▶ **Task directions**
Each line with the string "önce" is to be copied from the records below.

[Web page and app entries]
Content starts

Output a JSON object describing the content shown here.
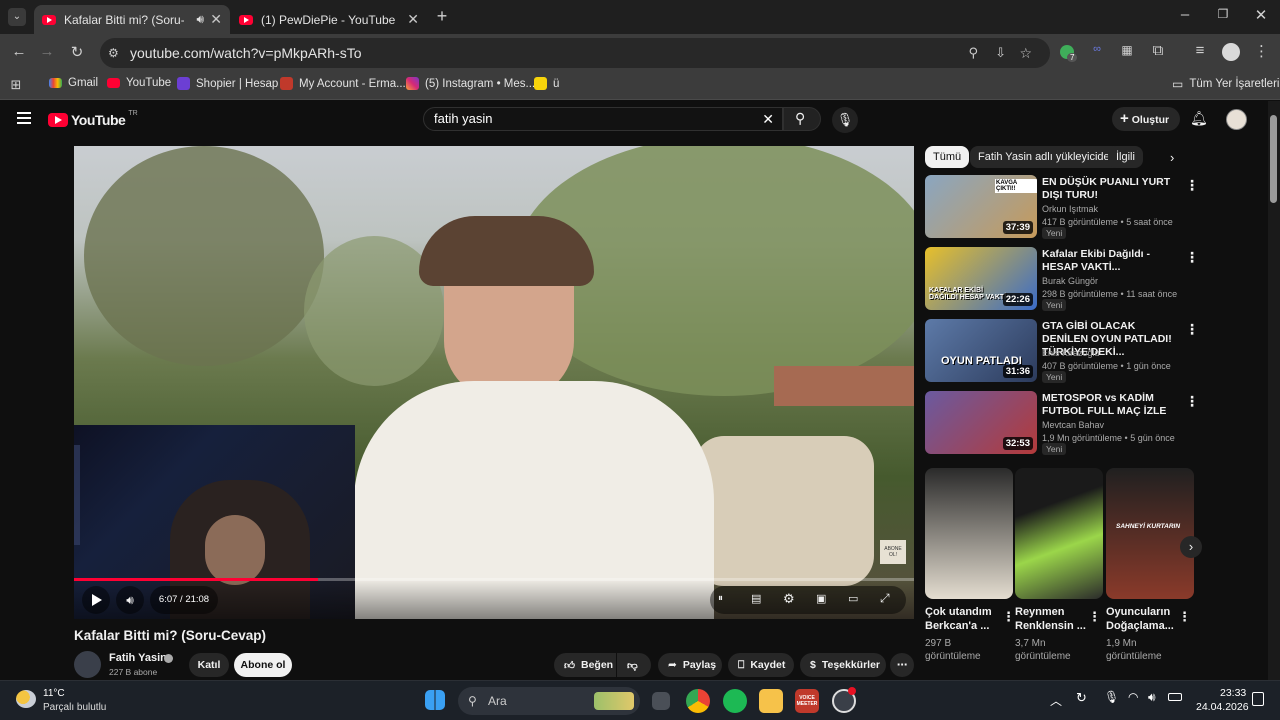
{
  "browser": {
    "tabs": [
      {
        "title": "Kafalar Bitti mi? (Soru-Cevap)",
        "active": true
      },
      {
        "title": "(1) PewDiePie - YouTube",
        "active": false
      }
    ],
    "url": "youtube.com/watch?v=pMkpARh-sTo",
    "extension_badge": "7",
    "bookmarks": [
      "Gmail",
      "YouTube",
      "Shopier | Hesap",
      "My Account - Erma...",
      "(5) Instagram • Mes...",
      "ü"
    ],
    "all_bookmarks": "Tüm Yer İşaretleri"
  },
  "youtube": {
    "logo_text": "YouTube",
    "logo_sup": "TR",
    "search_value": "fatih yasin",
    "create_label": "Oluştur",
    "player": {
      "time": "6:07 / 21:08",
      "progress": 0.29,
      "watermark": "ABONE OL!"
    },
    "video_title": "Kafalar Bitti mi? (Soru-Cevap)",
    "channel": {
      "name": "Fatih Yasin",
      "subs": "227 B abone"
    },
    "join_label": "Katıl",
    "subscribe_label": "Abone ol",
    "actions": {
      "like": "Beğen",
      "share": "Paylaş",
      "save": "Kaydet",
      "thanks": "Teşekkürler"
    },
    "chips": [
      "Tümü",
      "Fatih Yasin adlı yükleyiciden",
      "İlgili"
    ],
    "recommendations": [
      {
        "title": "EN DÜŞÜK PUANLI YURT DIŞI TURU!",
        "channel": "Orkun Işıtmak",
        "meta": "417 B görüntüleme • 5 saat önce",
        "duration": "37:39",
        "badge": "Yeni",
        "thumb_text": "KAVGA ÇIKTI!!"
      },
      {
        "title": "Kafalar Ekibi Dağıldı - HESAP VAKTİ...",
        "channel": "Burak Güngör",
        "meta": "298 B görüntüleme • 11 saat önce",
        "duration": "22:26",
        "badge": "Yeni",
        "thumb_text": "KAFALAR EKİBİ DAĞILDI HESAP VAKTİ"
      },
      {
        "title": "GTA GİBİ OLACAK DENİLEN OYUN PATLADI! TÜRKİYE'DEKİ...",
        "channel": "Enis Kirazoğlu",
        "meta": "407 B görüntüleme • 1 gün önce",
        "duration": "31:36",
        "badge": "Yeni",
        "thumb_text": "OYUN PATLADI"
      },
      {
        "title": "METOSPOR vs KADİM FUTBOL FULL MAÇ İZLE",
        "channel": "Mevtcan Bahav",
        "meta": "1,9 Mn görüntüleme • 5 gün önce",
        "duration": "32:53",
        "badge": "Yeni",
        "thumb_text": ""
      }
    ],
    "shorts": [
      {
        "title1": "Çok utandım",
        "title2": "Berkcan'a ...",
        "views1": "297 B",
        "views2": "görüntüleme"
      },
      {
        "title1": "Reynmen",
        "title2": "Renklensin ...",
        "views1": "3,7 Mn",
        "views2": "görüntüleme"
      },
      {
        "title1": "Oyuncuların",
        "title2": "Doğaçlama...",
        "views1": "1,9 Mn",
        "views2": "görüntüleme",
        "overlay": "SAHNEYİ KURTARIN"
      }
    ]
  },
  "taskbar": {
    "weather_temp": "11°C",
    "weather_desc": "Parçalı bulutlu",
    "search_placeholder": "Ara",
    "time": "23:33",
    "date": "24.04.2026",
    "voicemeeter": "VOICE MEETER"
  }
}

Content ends
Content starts

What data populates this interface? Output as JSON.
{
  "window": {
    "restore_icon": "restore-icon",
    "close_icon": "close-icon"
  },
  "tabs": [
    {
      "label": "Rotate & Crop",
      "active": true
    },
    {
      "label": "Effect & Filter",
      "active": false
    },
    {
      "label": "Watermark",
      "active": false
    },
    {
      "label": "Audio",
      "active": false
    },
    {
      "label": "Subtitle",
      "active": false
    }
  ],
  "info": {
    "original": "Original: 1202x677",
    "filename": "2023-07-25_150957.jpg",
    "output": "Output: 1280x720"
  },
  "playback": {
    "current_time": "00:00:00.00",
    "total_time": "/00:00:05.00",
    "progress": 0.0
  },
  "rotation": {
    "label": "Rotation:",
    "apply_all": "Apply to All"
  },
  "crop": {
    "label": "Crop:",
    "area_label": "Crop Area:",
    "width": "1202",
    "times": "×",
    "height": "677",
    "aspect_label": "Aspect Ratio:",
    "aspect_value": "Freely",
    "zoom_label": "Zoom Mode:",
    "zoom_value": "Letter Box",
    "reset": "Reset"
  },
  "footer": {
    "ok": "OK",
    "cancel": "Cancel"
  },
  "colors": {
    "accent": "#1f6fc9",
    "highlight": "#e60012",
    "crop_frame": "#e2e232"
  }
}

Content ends

▶ **Response**
        "meta": "417 B görüntüleme • 5 saat önce",
        "meta": "298 B görüntüleme • 11 saat önce",
        "meta": "407 B görüntüleme • 1 gün önce",
        "meta": "1,9 Mn görüntüleme • 5 gün önce",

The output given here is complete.